------ Listed entries ------

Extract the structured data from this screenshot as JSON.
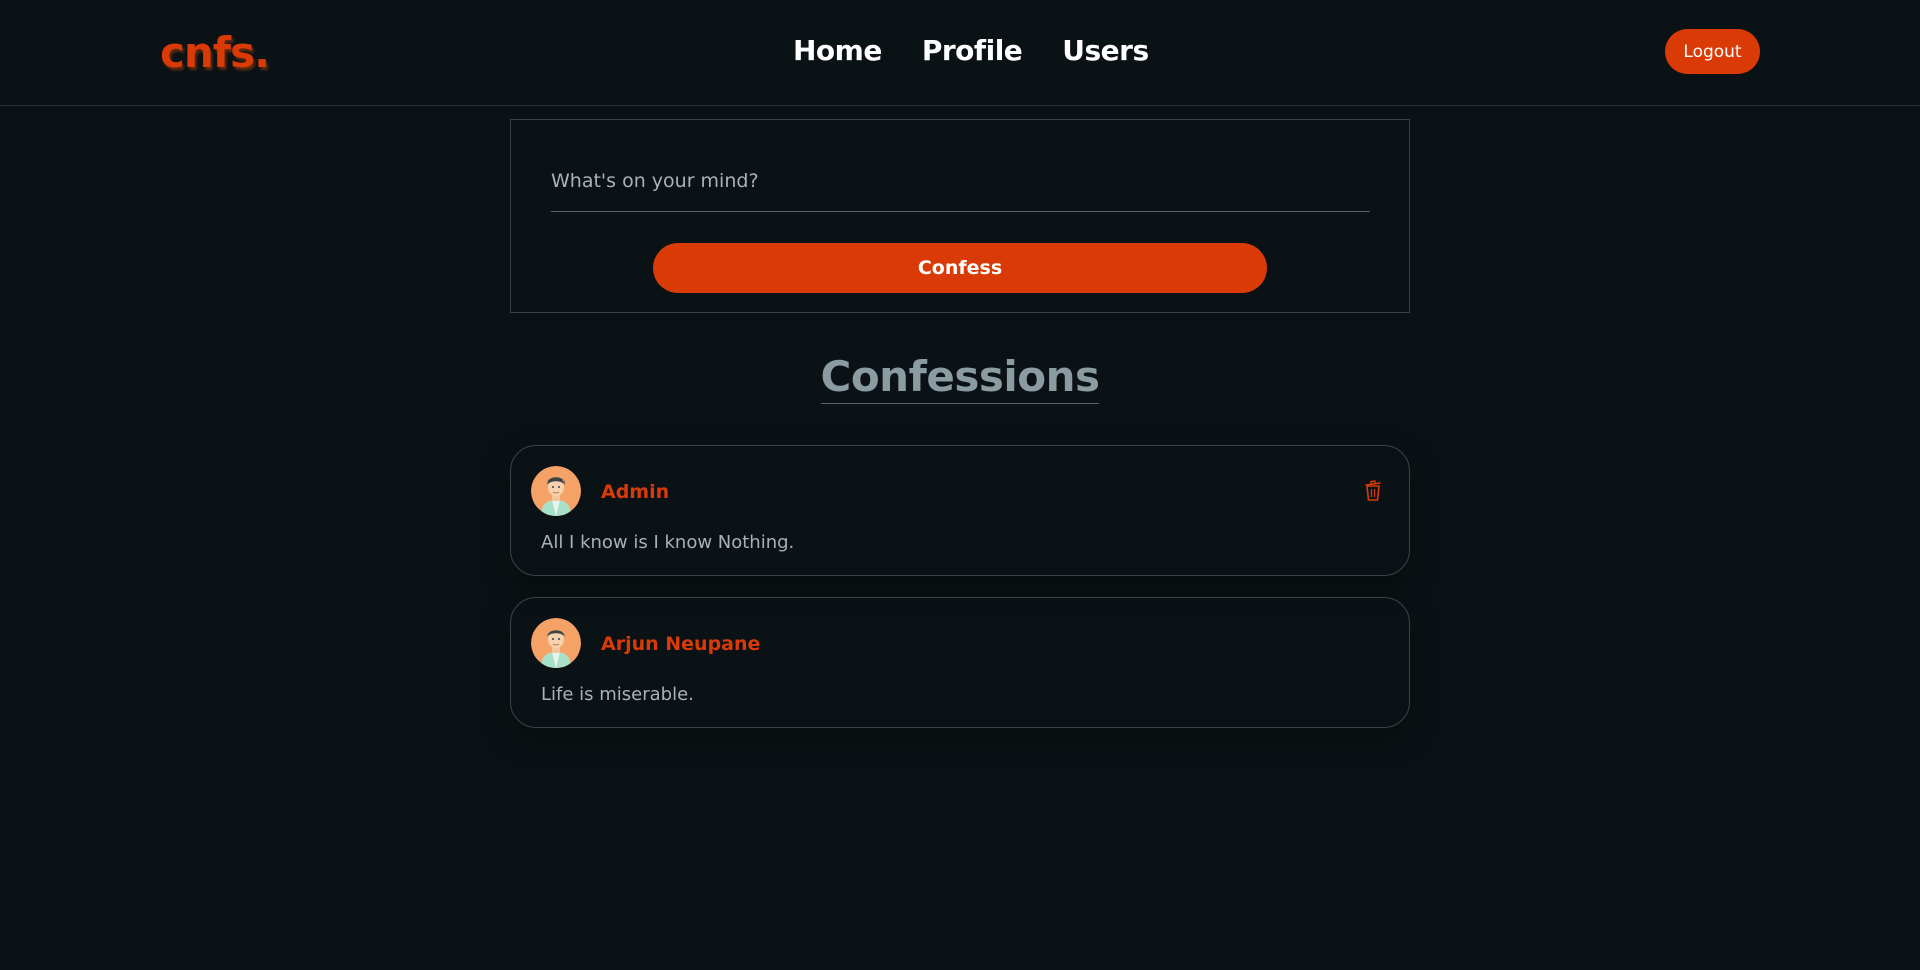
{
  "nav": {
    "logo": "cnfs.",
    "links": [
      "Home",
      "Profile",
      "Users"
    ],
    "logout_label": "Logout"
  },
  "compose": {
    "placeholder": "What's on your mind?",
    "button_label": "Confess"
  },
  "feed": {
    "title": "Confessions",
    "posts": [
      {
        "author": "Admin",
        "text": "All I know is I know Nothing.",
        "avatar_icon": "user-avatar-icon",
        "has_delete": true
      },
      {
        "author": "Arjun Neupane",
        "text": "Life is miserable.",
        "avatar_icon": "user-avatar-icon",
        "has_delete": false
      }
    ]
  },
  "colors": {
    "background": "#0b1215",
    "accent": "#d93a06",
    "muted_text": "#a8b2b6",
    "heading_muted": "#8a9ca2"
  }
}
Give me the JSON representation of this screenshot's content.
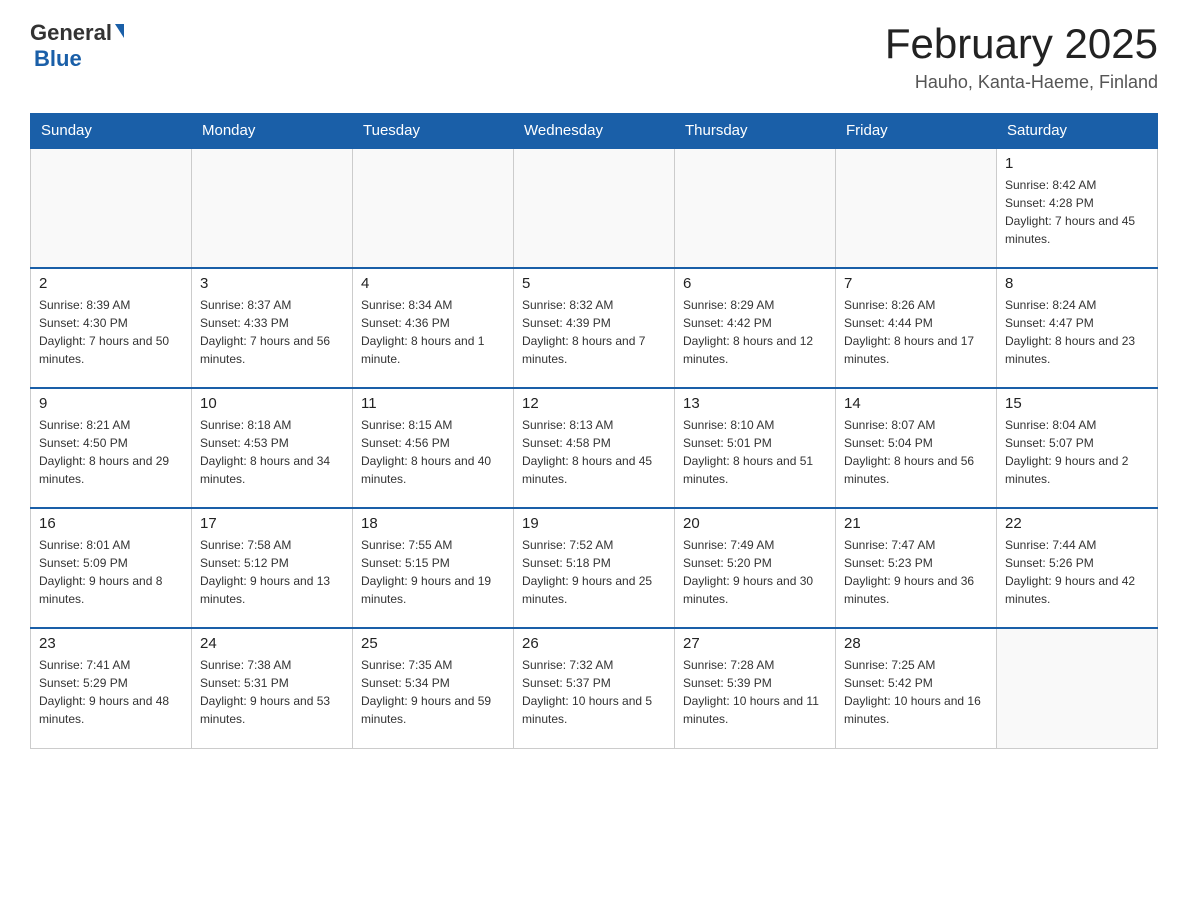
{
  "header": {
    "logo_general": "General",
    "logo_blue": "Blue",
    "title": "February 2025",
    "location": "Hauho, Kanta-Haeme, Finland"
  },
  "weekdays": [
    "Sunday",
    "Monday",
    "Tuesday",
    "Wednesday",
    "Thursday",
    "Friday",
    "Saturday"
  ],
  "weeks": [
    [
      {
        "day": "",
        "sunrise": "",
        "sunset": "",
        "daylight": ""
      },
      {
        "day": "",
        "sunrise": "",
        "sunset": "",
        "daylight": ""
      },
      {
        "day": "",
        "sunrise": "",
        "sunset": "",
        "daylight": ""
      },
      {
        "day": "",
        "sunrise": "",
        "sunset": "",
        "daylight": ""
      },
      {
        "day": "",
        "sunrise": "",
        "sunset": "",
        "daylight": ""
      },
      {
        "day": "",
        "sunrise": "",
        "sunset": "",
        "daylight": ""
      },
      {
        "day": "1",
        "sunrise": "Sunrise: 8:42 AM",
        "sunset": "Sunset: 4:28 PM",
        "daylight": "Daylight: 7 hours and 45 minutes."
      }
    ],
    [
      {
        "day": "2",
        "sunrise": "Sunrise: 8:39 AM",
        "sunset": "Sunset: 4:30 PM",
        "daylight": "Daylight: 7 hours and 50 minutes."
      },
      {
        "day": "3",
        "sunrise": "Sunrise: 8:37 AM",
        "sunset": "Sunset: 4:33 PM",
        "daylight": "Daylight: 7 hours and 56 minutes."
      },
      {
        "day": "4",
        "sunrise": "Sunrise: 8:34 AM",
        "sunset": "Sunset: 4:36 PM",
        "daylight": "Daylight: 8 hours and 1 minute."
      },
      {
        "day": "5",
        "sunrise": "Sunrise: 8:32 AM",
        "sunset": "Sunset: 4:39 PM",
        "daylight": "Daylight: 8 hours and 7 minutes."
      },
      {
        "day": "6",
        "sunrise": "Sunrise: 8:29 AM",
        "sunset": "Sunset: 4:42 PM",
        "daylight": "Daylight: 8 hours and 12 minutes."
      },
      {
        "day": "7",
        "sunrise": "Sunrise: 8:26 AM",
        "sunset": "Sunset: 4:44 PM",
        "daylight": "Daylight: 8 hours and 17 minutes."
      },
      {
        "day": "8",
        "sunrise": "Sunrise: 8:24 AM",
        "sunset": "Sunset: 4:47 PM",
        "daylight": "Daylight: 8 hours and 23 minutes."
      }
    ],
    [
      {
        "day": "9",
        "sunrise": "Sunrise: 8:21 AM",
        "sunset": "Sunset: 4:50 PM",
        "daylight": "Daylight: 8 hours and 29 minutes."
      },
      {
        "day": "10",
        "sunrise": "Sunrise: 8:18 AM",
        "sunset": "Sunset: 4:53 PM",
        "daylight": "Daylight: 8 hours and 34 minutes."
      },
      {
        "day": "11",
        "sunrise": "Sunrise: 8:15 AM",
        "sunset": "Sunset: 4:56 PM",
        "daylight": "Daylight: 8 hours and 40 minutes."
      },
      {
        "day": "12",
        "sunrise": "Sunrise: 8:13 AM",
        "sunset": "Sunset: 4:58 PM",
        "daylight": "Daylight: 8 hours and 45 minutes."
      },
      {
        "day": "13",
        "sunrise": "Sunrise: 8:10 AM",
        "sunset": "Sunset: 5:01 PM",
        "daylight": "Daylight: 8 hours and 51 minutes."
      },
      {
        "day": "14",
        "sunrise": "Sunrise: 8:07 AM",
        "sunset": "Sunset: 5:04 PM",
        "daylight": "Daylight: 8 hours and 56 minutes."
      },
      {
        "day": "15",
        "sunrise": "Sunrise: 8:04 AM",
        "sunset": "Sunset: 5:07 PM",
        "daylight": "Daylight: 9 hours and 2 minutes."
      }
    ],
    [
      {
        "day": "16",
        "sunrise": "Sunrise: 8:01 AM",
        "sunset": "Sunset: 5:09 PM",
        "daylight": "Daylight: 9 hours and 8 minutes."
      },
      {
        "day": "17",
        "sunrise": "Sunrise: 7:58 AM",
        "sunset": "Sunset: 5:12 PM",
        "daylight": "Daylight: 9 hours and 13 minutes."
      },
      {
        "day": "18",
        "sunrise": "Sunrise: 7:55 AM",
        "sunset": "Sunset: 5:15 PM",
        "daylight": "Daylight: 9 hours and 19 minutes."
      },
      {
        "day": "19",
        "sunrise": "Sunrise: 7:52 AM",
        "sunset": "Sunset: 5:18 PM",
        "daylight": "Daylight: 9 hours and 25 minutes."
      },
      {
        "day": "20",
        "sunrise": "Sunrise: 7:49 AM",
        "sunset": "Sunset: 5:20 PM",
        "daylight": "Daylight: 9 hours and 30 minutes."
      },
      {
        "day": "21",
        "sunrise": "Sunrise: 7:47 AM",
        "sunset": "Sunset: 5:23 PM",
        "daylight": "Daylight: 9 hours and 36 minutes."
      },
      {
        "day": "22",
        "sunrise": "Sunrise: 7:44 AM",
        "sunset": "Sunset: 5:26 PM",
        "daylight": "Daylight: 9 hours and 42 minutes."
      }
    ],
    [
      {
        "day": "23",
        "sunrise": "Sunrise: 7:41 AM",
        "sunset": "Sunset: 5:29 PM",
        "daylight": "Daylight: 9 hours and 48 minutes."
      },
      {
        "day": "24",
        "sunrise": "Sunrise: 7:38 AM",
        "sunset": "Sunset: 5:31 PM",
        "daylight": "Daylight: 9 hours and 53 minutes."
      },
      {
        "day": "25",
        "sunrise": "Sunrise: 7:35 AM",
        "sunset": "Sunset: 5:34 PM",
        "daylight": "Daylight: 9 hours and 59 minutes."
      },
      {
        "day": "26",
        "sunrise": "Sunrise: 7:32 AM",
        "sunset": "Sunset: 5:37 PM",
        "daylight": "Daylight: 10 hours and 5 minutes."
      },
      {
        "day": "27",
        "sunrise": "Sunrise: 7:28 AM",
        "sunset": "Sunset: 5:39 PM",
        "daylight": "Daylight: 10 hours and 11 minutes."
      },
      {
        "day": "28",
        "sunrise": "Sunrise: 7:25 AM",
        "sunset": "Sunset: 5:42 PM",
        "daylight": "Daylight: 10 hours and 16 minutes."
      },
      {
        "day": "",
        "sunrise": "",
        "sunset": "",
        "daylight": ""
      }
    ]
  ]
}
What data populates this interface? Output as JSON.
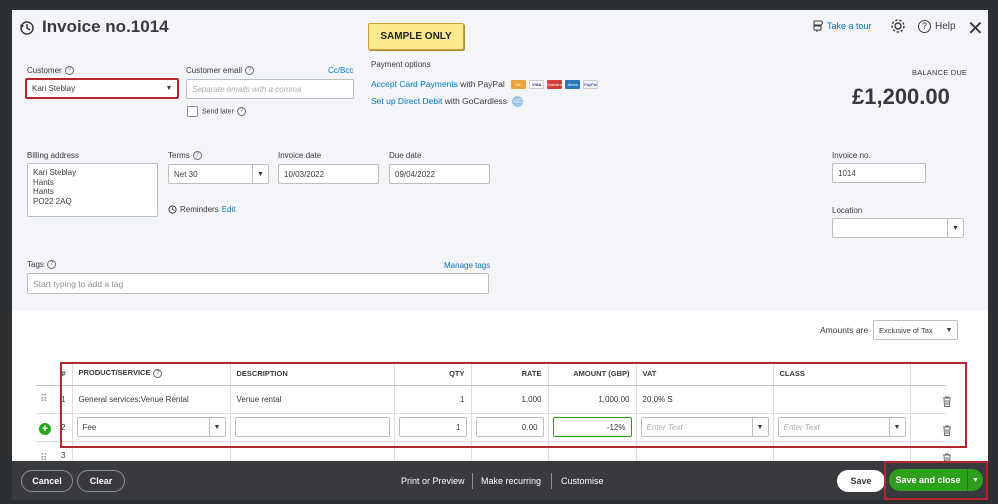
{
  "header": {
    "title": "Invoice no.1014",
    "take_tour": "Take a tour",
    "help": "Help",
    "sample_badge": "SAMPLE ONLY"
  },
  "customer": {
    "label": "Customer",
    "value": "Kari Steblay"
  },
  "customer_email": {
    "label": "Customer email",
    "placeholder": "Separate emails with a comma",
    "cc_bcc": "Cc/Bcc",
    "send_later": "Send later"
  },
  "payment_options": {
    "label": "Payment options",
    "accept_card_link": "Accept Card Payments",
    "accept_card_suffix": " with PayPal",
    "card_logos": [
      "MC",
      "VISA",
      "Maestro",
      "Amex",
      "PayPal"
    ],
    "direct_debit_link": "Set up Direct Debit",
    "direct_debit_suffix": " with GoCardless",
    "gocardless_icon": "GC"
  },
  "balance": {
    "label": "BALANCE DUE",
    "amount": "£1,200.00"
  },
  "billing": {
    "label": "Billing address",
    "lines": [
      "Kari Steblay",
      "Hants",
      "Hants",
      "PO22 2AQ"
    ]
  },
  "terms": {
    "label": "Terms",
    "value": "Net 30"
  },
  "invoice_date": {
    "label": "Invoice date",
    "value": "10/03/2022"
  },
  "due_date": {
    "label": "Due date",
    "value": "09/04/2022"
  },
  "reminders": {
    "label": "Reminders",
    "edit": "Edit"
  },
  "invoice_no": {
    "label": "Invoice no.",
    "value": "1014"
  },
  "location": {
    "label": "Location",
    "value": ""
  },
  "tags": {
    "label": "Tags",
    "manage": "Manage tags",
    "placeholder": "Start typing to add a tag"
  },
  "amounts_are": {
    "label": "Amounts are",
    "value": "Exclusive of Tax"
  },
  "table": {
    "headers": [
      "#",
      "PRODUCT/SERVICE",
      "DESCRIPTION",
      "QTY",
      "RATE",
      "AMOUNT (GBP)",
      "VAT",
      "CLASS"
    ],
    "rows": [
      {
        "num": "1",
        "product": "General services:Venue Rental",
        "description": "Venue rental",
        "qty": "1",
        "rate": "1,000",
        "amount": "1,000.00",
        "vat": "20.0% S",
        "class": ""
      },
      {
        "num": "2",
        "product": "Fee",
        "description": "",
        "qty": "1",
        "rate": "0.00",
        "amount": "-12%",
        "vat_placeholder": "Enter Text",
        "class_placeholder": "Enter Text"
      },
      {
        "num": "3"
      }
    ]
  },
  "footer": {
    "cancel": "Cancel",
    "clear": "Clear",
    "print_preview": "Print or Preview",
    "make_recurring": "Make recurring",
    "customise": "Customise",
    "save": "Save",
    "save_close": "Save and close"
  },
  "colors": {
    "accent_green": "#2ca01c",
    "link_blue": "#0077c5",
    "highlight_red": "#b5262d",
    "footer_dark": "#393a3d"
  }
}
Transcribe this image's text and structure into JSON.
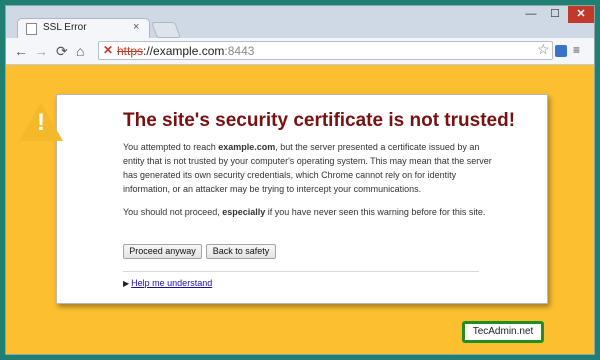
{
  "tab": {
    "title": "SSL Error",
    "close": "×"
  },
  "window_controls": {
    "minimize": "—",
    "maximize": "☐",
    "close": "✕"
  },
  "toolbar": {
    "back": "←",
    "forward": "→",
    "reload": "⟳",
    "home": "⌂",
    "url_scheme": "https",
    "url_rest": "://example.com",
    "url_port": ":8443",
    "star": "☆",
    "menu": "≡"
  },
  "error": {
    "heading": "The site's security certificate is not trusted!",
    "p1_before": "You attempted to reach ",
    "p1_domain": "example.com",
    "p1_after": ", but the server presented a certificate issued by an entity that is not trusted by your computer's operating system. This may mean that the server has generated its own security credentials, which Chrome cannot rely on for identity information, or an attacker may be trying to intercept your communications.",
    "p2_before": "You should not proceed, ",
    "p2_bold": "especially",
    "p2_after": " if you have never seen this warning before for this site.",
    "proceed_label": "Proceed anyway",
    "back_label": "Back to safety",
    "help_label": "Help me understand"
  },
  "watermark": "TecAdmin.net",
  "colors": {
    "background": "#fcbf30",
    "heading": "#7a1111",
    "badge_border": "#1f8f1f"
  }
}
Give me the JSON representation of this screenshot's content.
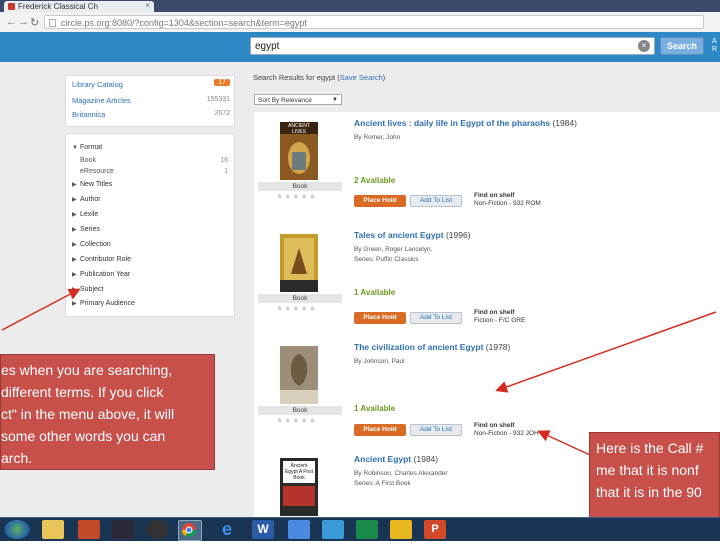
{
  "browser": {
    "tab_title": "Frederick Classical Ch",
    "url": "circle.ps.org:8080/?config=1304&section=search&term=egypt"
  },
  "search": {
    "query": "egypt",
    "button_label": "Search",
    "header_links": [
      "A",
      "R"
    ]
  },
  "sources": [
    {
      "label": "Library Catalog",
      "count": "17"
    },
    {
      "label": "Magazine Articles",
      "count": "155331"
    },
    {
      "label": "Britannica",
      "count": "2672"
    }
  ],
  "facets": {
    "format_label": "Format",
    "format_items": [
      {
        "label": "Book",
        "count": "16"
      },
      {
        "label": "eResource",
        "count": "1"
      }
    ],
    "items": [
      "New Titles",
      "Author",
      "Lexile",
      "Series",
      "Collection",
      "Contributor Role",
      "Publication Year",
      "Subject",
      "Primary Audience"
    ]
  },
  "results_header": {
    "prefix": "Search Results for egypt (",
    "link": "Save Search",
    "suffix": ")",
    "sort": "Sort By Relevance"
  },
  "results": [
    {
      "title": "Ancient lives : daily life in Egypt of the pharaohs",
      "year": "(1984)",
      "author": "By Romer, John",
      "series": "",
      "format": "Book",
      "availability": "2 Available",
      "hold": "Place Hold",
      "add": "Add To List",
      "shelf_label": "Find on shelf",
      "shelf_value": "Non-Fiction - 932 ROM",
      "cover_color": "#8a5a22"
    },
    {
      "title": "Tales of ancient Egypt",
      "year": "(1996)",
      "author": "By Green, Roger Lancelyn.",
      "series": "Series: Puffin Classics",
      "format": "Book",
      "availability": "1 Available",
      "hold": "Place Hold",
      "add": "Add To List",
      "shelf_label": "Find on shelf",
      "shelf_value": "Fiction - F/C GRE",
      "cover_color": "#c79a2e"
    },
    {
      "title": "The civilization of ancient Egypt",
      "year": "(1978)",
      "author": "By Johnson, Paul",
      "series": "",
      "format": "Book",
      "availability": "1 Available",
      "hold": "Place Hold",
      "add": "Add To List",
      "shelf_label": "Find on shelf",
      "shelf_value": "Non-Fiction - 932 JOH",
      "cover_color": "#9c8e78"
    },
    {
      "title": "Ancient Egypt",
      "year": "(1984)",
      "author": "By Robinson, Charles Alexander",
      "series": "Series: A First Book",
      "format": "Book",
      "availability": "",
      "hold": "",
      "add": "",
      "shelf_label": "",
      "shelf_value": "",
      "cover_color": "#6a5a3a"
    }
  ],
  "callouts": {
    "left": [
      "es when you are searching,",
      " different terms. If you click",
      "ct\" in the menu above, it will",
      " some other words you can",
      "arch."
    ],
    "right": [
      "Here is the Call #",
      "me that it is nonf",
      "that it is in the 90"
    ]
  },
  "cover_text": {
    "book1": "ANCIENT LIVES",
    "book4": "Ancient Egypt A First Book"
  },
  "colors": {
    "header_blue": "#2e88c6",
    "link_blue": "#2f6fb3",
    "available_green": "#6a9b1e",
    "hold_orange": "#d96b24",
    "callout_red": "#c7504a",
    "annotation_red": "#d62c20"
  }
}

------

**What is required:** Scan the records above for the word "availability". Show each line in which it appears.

**Output of the exercise:**
      "availability": "2 Available",
      "availability": "1 Available",
      "availability": "1 Available",
      "availability": "",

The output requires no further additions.